- Data entries -
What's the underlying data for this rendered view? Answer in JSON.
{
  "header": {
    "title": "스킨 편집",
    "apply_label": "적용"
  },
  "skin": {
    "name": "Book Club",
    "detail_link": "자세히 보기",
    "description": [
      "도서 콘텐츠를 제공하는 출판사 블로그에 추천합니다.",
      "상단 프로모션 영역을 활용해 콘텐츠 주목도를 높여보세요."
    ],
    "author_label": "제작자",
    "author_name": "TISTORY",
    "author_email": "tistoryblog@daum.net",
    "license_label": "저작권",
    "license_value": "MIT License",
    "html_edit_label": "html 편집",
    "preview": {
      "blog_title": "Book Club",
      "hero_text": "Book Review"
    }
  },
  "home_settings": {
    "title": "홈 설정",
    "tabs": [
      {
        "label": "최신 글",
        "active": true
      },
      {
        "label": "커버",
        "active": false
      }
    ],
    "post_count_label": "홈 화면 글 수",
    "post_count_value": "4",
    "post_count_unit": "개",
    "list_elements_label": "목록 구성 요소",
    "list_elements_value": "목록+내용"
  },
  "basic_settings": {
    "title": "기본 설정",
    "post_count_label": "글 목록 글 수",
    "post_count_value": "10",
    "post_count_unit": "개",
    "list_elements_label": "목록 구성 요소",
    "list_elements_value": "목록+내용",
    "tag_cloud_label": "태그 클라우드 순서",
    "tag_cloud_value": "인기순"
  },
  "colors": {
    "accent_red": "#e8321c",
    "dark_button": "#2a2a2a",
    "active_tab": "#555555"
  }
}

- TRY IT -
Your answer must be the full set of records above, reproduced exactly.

- FINISHED TASK -
What's the underlying data for this rendered view? Answer in JSON.
{
  "header": {
    "title": "스킨 편집",
    "apply_label": "적용"
  },
  "skin": {
    "name": "Book Club",
    "detail_link": "자세히 보기",
    "description": [
      "도서 콘텐츠를 제공하는 출판사 블로그에 추천합니다.",
      "상단 프로모션 영역을 활용해 콘텐츠 주목도를 높여보세요."
    ],
    "author_label": "제작자",
    "author_name": "TISTORY",
    "author_email": "tistoryblog@daum.net",
    "license_label": "저작권",
    "license_value": "MIT License",
    "html_edit_label": "html 편집",
    "preview": {
      "blog_title": "Book Club",
      "hero_text": "Book Review"
    }
  },
  "home_settings": {
    "title": "홈 설정",
    "tabs": [
      {
        "label": "최신 글",
        "active": true
      },
      {
        "label": "커버",
        "active": false
      }
    ],
    "post_count_label": "홈 화면 글 수",
    "post_count_value": "4",
    "post_count_unit": "개",
    "list_elements_label": "목록 구성 요소",
    "list_elements_value": "목록+내용"
  },
  "basic_settings": {
    "title": "기본 설정",
    "post_count_label": "글 목록 글 수",
    "post_count_value": "10",
    "post_count_unit": "개",
    "list_elements_label": "목록 구성 요소",
    "list_elements_value": "목록+내용",
    "tag_cloud_label": "태그 클라우드 순서",
    "tag_cloud_value": "인기순"
  },
  "colors": {
    "accent_red": "#e8321c",
    "dark_button": "#2a2a2a",
    "active_tab": "#555555"
  }
}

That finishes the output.